Assigned task: Your output should reproduce each entry exactly, with none of its pictures.

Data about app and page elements
· · ·
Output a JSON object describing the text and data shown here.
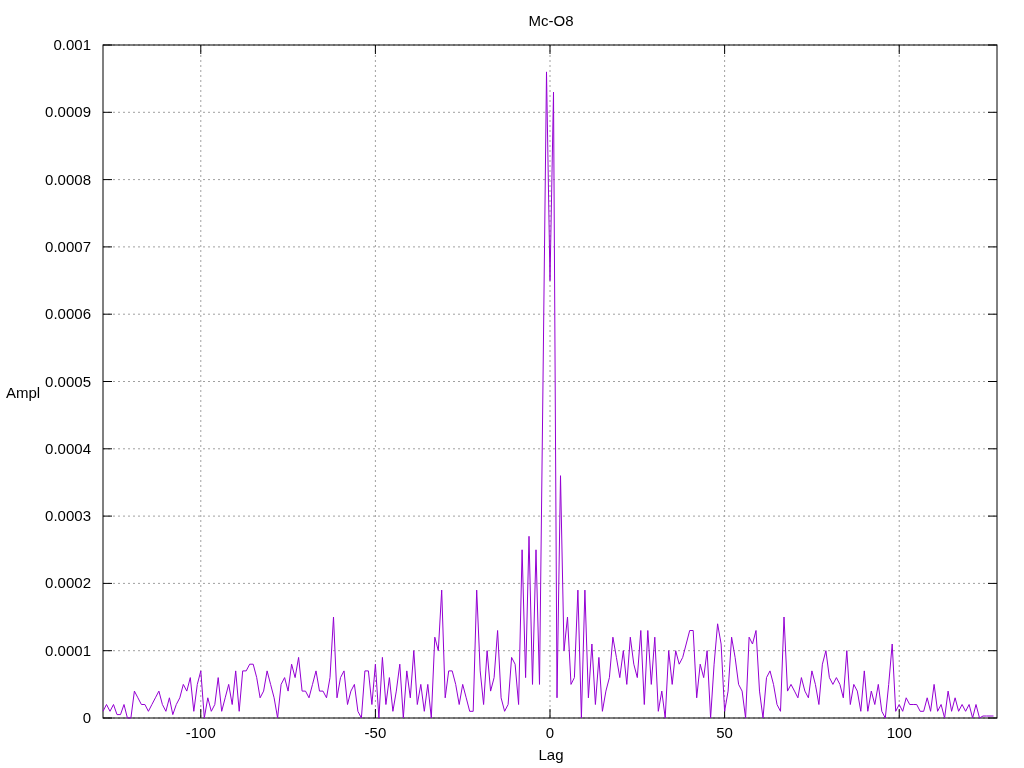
{
  "chart_data": {
    "type": "line",
    "grid": true,
    "title": "Mc-O8",
    "xlabel": "Lag",
    "ylabel": "Ampl",
    "xlim": [
      -128,
      128
    ],
    "ylim": [
      0,
      0.001
    ],
    "xticks": [
      -100,
      -50,
      0,
      50,
      100
    ],
    "yticks": [
      {
        "value": 0,
        "label": "0"
      },
      {
        "value": 0.0001,
        "label": "0.0001"
      },
      {
        "value": 0.0002,
        "label": "0.0002"
      },
      {
        "value": 0.0003,
        "label": "0.0003"
      },
      {
        "value": 0.0004,
        "label": "0.0004"
      },
      {
        "value": 0.0005,
        "label": "0.0005"
      },
      {
        "value": 0.0006,
        "label": "0.0006"
      },
      {
        "value": 0.0007,
        "label": "0.0007"
      },
      {
        "value": 0.0008,
        "label": "0.0008"
      },
      {
        "value": 0.0009,
        "label": "0.0009"
      },
      {
        "value": 0.001,
        "label": "0.001"
      }
    ],
    "x": [
      -128,
      -127,
      -126,
      -125,
      -124,
      -123,
      -122,
      -121,
      -120,
      -119,
      -118,
      -117,
      -116,
      -115,
      -114,
      -113,
      -112,
      -111,
      -110,
      -109,
      -108,
      -107,
      -106,
      -105,
      -104,
      -103,
      -102,
      -101,
      -100,
      -99,
      -98,
      -97,
      -96,
      -95,
      -94,
      -93,
      -92,
      -91,
      -90,
      -89,
      -88,
      -87,
      -86,
      -85,
      -84,
      -83,
      -82,
      -81,
      -80,
      -79,
      -78,
      -77,
      -76,
      -75,
      -74,
      -73,
      -72,
      -71,
      -70,
      -69,
      -68,
      -67,
      -66,
      -65,
      -64,
      -63,
      -62,
      -61,
      -60,
      -59,
      -58,
      -57,
      -56,
      -55,
      -54,
      -53,
      -52,
      -51,
      -50,
      -49,
      -48,
      -47,
      -46,
      -45,
      -44,
      -43,
      -42,
      -41,
      -40,
      -39,
      -38,
      -37,
      -36,
      -35,
      -34,
      -33,
      -32,
      -31,
      -30,
      -29,
      -28,
      -27,
      -26,
      -25,
      -24,
      -23,
      -22,
      -21,
      -20,
      -19,
      -18,
      -17,
      -16,
      -15,
      -14,
      -13,
      -12,
      -11,
      -10,
      -9,
      -8,
      -7,
      -6,
      -5,
      -4,
      -3,
      -2,
      -1,
      0,
      1,
      2,
      3,
      4,
      5,
      6,
      7,
      8,
      9,
      10,
      11,
      12,
      13,
      14,
      15,
      16,
      17,
      18,
      19,
      20,
      21,
      22,
      23,
      24,
      25,
      26,
      27,
      28,
      29,
      30,
      31,
      32,
      33,
      34,
      35,
      36,
      37,
      38,
      39,
      40,
      41,
      42,
      43,
      44,
      45,
      46,
      47,
      48,
      49,
      50,
      51,
      52,
      53,
      54,
      55,
      56,
      57,
      58,
      59,
      60,
      61,
      62,
      63,
      64,
      65,
      66,
      67,
      68,
      69,
      70,
      71,
      72,
      73,
      74,
      75,
      76,
      77,
      78,
      79,
      80,
      81,
      82,
      83,
      84,
      85,
      86,
      87,
      88,
      89,
      90,
      91,
      92,
      93,
      94,
      95,
      96,
      97,
      98,
      99,
      100,
      101,
      102,
      103,
      104,
      105,
      106,
      107,
      108,
      109,
      110,
      111,
      112,
      113,
      114,
      115,
      116,
      117,
      118,
      119,
      120,
      121,
      122,
      123,
      124,
      125,
      126,
      127
    ],
    "series": [
      {
        "color": "#9400d3",
        "values": [
          1e-05,
          2e-05,
          1e-05,
          2e-05,
          5e-06,
          5e-06,
          2e-05,
          0,
          0,
          4e-05,
          3e-05,
          2e-05,
          2e-05,
          1e-05,
          2e-05,
          3e-05,
          4e-05,
          2e-05,
          1e-05,
          3e-05,
          5e-06,
          2e-05,
          3e-05,
          5e-05,
          4e-05,
          6e-05,
          1e-05,
          5e-05,
          7e-05,
          0,
          3e-05,
          1e-05,
          2e-05,
          6e-05,
          1e-05,
          3e-05,
          5e-05,
          2e-05,
          7e-05,
          1e-05,
          7e-05,
          7e-05,
          8e-05,
          8e-05,
          6e-05,
          3e-05,
          4e-05,
          7e-05,
          5e-05,
          3e-05,
          0,
          5e-05,
          6e-05,
          4e-05,
          8e-05,
          6e-05,
          9e-05,
          4e-05,
          4e-05,
          3e-05,
          5e-05,
          7e-05,
          4e-05,
          4e-05,
          3e-05,
          6e-05,
          0.00015,
          3e-05,
          6e-05,
          7e-05,
          2e-05,
          4e-05,
          5e-05,
          1e-05,
          0,
          7e-05,
          7e-05,
          2e-05,
          8e-05,
          0,
          9e-05,
          2e-05,
          6e-05,
          1e-05,
          4e-05,
          8e-05,
          0,
          7e-05,
          3e-05,
          0.0001,
          2e-05,
          5e-05,
          1e-05,
          5e-05,
          0,
          0.00012,
          0.0001,
          0.00019,
          3e-05,
          7e-05,
          7e-05,
          5e-05,
          2e-05,
          5e-05,
          3e-05,
          1e-05,
          1e-05,
          0.00019,
          7e-05,
          2e-05,
          0.0001,
          4e-05,
          6e-05,
          0.00013,
          3e-05,
          1e-05,
          2e-05,
          9e-05,
          8e-05,
          2e-05,
          0.00025,
          6e-05,
          0.00027,
          5e-05,
          0.00025,
          5e-05,
          0.0005,
          0.00096,
          0.00065,
          0.00093,
          3e-05,
          0.00036,
          0.0001,
          0.00015,
          5e-05,
          6e-05,
          0.00019,
          0,
          0.00019,
          3e-05,
          0.00011,
          2e-05,
          9e-05,
          1e-05,
          4e-05,
          6e-05,
          0.00012,
          9e-05,
          6e-05,
          0.0001,
          5e-05,
          0.00012,
          8e-05,
          6e-05,
          0.00013,
          2e-05,
          0.00013,
          5e-05,
          0.00012,
          1e-05,
          4e-05,
          0,
          0.0001,
          5e-05,
          0.0001,
          8e-05,
          9e-05,
          0.00011,
          0.00013,
          0.00013,
          3e-05,
          8e-05,
          6e-05,
          0.0001,
          0,
          8e-05,
          0.00014,
          0.00011,
          1e-05,
          4e-05,
          0.00012,
          9e-05,
          5e-05,
          4e-05,
          0,
          0.00012,
          0.00011,
          0.00013,
          4e-05,
          0,
          6e-05,
          7e-05,
          5e-05,
          2e-05,
          1e-05,
          0.00015,
          4e-05,
          5e-05,
          4e-05,
          3e-05,
          6e-05,
          4e-05,
          3e-05,
          7e-05,
          5e-05,
          2e-05,
          8e-05,
          0.0001,
          6e-05,
          5e-05,
          6e-05,
          5e-05,
          3e-05,
          0.0001,
          2e-05,
          5e-05,
          4e-05,
          1e-05,
          7e-05,
          1e-05,
          4e-05,
          2e-05,
          5e-05,
          1e-05,
          0,
          5e-05,
          0.00011,
          1e-05,
          2e-05,
          1e-05,
          3e-05,
          2e-05,
          2e-05,
          2e-05,
          1e-05,
          1e-05,
          3e-05,
          1e-05,
          5e-05,
          1e-05,
          2e-05,
          0,
          4e-05,
          1e-05,
          3e-05,
          1e-05,
          2e-05,
          1e-05,
          2e-05,
          0,
          2e-05,
          0,
          3e-06,
          3e-06,
          3e-06,
          3e-06
        ]
      }
    ]
  }
}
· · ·
Output for this task:
Output a JSON object describing the text and data shown here.
{
  "chart_data": {
    "type": "line",
    "grid": true,
    "title": "Mc-O8",
    "xlabel": "Lag",
    "ylabel": "Ampl",
    "xlim": [
      -128,
      128
    ],
    "ylim": [
      0,
      0.001
    ],
    "xticks": [
      -100,
      -50,
      0,
      50,
      100
    ],
    "yticks": [
      {
        "value": 0,
        "label": "0"
      },
      {
        "value": 0.0001,
        "label": "0.0001"
      },
      {
        "value": 0.0002,
        "label": "0.0002"
      },
      {
        "value": 0.0003,
        "label": "0.0003"
      },
      {
        "value": 0.0004,
        "label": "0.0004"
      },
      {
        "value": 0.0005,
        "label": "0.0005"
      },
      {
        "value": 0.0006,
        "label": "0.0006"
      },
      {
        "value": 0.0007,
        "label": "0.0007"
      },
      {
        "value": 0.0008,
        "label": "0.0008"
      },
      {
        "value": 0.0009,
        "label": "0.0009"
      },
      {
        "value": 0.001,
        "label": "0.001"
      }
    ],
    "x": [
      -128,
      -127,
      -126,
      -125,
      -124,
      -123,
      -122,
      -121,
      -120,
      -119,
      -118,
      -117,
      -116,
      -115,
      -114,
      -113,
      -112,
      -111,
      -110,
      -109,
      -108,
      -107,
      -106,
      -105,
      -104,
      -103,
      -102,
      -101,
      -100,
      -99,
      -98,
      -97,
      -96,
      -95,
      -94,
      -93,
      -92,
      -91,
      -90,
      -89,
      -88,
      -87,
      -86,
      -85,
      -84,
      -83,
      -82,
      -81,
      -80,
      -79,
      -78,
      -77,
      -76,
      -75,
      -74,
      -73,
      -72,
      -71,
      -70,
      -69,
      -68,
      -67,
      -66,
      -65,
      -64,
      -63,
      -62,
      -61,
      -60,
      -59,
      -58,
      -57,
      -56,
      -55,
      -54,
      -53,
      -52,
      -51,
      -50,
      -49,
      -48,
      -47,
      -46,
      -45,
      -44,
      -43,
      -42,
      -41,
      -40,
      -39,
      -38,
      -37,
      -36,
      -35,
      -34,
      -33,
      -32,
      -31,
      -30,
      -29,
      -28,
      -27,
      -26,
      -25,
      -24,
      -23,
      -22,
      -21,
      -20,
      -19,
      -18,
      -17,
      -16,
      -15,
      -14,
      -13,
      -12,
      -11,
      -10,
      -9,
      -8,
      -7,
      -6,
      -5,
      -4,
      -3,
      -2,
      -1,
      0,
      1,
      2,
      3,
      4,
      5,
      6,
      7,
      8,
      9,
      10,
      11,
      12,
      13,
      14,
      15,
      16,
      17,
      18,
      19,
      20,
      21,
      22,
      23,
      24,
      25,
      26,
      27,
      28,
      29,
      30,
      31,
      32,
      33,
      34,
      35,
      36,
      37,
      38,
      39,
      40,
      41,
      42,
      43,
      44,
      45,
      46,
      47,
      48,
      49,
      50,
      51,
      52,
      53,
      54,
      55,
      56,
      57,
      58,
      59,
      60,
      61,
      62,
      63,
      64,
      65,
      66,
      67,
      68,
      69,
      70,
      71,
      72,
      73,
      74,
      75,
      76,
      77,
      78,
      79,
      80,
      81,
      82,
      83,
      84,
      85,
      86,
      87,
      88,
      89,
      90,
      91,
      92,
      93,
      94,
      95,
      96,
      97,
      98,
      99,
      100,
      101,
      102,
      103,
      104,
      105,
      106,
      107,
      108,
      109,
      110,
      111,
      112,
      113,
      114,
      115,
      116,
      117,
      118,
      119,
      120,
      121,
      122,
      123,
      124,
      125,
      126,
      127
    ],
    "series": [
      {
        "color": "#9400d3",
        "values": [
          1e-05,
          2e-05,
          1e-05,
          2e-05,
          5e-06,
          5e-06,
          2e-05,
          0,
          0,
          4e-05,
          3e-05,
          2e-05,
          2e-05,
          1e-05,
          2e-05,
          3e-05,
          4e-05,
          2e-05,
          1e-05,
          3e-05,
          5e-06,
          2e-05,
          3e-05,
          5e-05,
          4e-05,
          6e-05,
          1e-05,
          5e-05,
          7e-05,
          0,
          3e-05,
          1e-05,
          2e-05,
          6e-05,
          1e-05,
          3e-05,
          5e-05,
          2e-05,
          7e-05,
          1e-05,
          7e-05,
          7e-05,
          8e-05,
          8e-05,
          6e-05,
          3e-05,
          4e-05,
          7e-05,
          5e-05,
          3e-05,
          0,
          5e-05,
          6e-05,
          4e-05,
          8e-05,
          6e-05,
          9e-05,
          4e-05,
          4e-05,
          3e-05,
          5e-05,
          7e-05,
          4e-05,
          4e-05,
          3e-05,
          6e-05,
          0.00015,
          3e-05,
          6e-05,
          7e-05,
          2e-05,
          4e-05,
          5e-05,
          1e-05,
          0,
          7e-05,
          7e-05,
          2e-05,
          8e-05,
          0,
          9e-05,
          2e-05,
          6e-05,
          1e-05,
          4e-05,
          8e-05,
          0,
          7e-05,
          3e-05,
          0.0001,
          2e-05,
          5e-05,
          1e-05,
          5e-05,
          0,
          0.00012,
          0.0001,
          0.00019,
          3e-05,
          7e-05,
          7e-05,
          5e-05,
          2e-05,
          5e-05,
          3e-05,
          1e-05,
          1e-05,
          0.00019,
          7e-05,
          2e-05,
          0.0001,
          4e-05,
          6e-05,
          0.00013,
          3e-05,
          1e-05,
          2e-05,
          9e-05,
          8e-05,
          2e-05,
          0.00025,
          6e-05,
          0.00027,
          5e-05,
          0.00025,
          5e-05,
          0.0005,
          0.00096,
          0.00065,
          0.00093,
          3e-05,
          0.00036,
          0.0001,
          0.00015,
          5e-05,
          6e-05,
          0.00019,
          0,
          0.00019,
          3e-05,
          0.00011,
          2e-05,
          9e-05,
          1e-05,
          4e-05,
          6e-05,
          0.00012,
          9e-05,
          6e-05,
          0.0001,
          5e-05,
          0.00012,
          8e-05,
          6e-05,
          0.00013,
          2e-05,
          0.00013,
          5e-05,
          0.00012,
          1e-05,
          4e-05,
          0,
          0.0001,
          5e-05,
          0.0001,
          8e-05,
          9e-05,
          0.00011,
          0.00013,
          0.00013,
          3e-05,
          8e-05,
          6e-05,
          0.0001,
          0,
          8e-05,
          0.00014,
          0.00011,
          1e-05,
          4e-05,
          0.00012,
          9e-05,
          5e-05,
          4e-05,
          0,
          0.00012,
          0.00011,
          0.00013,
          4e-05,
          0,
          6e-05,
          7e-05,
          5e-05,
          2e-05,
          1e-05,
          0.00015,
          4e-05,
          5e-05,
          4e-05,
          3e-05,
          6e-05,
          4e-05,
          3e-05,
          7e-05,
          5e-05,
          2e-05,
          8e-05,
          0.0001,
          6e-05,
          5e-05,
          6e-05,
          5e-05,
          3e-05,
          0.0001,
          2e-05,
          5e-05,
          4e-05,
          1e-05,
          7e-05,
          1e-05,
          4e-05,
          2e-05,
          5e-05,
          1e-05,
          0,
          5e-05,
          0.00011,
          1e-05,
          2e-05,
          1e-05,
          3e-05,
          2e-05,
          2e-05,
          2e-05,
          1e-05,
          1e-05,
          3e-05,
          1e-05,
          5e-05,
          1e-05,
          2e-05,
          0,
          4e-05,
          1e-05,
          3e-05,
          1e-05,
          2e-05,
          1e-05,
          2e-05,
          0,
          2e-05,
          0,
          3e-06,
          3e-06,
          3e-06,
          3e-06
        ]
      }
    ]
  }
}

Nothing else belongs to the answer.